*Work required*: Lines with "value" in the entries below: count them and reply with the number alone.

*Dataset entries*:
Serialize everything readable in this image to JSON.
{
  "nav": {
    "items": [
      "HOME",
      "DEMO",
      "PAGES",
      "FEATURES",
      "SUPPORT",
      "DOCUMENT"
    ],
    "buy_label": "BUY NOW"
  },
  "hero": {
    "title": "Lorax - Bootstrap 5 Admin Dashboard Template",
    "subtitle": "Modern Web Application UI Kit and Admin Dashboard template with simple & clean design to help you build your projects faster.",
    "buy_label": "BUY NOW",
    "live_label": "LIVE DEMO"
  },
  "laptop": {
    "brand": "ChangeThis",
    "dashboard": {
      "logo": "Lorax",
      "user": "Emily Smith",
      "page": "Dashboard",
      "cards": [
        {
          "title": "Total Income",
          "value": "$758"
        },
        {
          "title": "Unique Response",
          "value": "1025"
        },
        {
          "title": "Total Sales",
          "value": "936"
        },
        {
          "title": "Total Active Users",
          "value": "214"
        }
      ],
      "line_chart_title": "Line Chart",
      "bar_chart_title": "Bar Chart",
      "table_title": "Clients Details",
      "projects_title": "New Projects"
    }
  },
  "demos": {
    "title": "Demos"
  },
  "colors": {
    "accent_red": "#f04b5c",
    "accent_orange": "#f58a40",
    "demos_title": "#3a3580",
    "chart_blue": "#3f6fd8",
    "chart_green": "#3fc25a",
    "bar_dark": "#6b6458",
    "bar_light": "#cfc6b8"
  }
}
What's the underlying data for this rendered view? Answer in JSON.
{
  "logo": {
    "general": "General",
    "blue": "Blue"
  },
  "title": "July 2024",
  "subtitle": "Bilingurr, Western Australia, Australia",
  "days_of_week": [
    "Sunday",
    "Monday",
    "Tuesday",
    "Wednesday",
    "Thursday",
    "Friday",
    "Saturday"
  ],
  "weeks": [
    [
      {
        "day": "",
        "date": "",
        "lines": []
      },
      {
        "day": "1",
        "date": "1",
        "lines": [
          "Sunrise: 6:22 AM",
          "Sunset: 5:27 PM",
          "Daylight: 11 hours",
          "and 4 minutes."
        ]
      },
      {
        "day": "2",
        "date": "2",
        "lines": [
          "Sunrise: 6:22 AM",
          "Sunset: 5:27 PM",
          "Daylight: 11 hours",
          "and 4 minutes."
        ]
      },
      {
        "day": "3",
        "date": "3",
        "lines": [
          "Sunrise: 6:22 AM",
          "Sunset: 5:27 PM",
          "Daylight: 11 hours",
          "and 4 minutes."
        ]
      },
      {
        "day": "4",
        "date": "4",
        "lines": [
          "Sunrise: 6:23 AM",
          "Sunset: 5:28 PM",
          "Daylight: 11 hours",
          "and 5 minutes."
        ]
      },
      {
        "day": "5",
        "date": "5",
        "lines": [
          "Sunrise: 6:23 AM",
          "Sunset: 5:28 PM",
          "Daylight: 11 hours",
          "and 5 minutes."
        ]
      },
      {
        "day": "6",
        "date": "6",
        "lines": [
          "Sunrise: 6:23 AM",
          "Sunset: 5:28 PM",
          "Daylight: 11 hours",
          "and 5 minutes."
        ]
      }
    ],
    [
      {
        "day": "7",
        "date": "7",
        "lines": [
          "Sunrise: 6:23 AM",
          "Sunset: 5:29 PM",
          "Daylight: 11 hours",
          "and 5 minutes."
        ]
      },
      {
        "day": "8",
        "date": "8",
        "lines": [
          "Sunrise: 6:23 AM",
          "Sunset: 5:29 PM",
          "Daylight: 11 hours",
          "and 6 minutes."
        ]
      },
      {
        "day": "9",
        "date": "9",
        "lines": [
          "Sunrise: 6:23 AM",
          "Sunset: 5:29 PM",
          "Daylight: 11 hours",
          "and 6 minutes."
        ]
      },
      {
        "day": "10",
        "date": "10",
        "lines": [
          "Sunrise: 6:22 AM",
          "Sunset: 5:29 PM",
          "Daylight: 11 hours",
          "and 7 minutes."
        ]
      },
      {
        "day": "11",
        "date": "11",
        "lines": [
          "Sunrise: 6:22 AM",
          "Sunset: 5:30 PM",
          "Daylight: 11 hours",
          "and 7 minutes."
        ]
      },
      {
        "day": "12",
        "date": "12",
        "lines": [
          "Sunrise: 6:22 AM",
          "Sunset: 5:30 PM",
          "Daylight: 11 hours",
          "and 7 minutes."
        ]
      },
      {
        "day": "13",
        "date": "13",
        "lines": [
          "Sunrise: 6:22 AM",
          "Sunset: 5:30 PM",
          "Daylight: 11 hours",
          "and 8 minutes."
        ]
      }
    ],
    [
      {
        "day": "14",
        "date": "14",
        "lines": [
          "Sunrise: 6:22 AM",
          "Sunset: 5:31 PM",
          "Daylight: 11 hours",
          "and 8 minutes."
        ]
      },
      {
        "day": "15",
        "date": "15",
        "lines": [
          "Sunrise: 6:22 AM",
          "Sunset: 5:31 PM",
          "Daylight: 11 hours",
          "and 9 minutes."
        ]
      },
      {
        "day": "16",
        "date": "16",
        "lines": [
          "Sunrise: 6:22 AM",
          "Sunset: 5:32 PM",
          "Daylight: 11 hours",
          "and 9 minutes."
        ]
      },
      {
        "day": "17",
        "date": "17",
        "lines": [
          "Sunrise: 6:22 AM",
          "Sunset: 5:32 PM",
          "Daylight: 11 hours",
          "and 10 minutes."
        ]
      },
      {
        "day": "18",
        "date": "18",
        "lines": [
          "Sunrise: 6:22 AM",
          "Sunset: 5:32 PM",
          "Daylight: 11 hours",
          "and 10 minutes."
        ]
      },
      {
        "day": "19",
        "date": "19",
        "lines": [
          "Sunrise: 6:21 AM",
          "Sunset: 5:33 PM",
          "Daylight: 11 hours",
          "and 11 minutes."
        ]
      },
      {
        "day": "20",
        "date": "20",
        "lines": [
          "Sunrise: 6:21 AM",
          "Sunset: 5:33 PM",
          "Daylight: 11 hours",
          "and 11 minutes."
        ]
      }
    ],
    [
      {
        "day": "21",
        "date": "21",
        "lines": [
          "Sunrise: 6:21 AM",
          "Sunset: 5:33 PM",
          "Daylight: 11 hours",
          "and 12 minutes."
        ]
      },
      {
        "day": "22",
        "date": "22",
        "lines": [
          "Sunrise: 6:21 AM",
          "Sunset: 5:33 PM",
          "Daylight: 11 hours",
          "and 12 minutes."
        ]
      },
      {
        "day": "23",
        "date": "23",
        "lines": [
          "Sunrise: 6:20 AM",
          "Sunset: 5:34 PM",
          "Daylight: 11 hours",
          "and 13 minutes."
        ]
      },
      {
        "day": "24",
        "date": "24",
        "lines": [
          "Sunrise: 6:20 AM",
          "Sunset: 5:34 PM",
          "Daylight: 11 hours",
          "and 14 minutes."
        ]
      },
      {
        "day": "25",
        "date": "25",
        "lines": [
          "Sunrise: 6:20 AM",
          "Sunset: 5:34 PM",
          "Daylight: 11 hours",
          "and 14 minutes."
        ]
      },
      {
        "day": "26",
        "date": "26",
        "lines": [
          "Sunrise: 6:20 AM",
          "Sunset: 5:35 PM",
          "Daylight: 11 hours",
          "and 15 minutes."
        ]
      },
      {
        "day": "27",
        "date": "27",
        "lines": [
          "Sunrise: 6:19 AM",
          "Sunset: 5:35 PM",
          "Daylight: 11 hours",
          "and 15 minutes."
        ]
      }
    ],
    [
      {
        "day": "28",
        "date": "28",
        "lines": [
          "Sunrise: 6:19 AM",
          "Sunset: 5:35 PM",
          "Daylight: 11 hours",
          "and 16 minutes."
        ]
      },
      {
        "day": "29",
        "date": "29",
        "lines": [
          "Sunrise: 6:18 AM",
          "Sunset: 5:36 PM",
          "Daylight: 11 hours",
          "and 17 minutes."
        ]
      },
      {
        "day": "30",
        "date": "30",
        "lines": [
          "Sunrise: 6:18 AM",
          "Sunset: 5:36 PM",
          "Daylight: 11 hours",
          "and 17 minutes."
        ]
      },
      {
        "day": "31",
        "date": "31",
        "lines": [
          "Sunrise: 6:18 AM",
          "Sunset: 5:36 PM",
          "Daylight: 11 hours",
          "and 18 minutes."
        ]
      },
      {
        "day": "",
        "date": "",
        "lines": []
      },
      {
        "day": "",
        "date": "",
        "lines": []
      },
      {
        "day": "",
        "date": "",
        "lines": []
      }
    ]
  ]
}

*Expected answer*: 4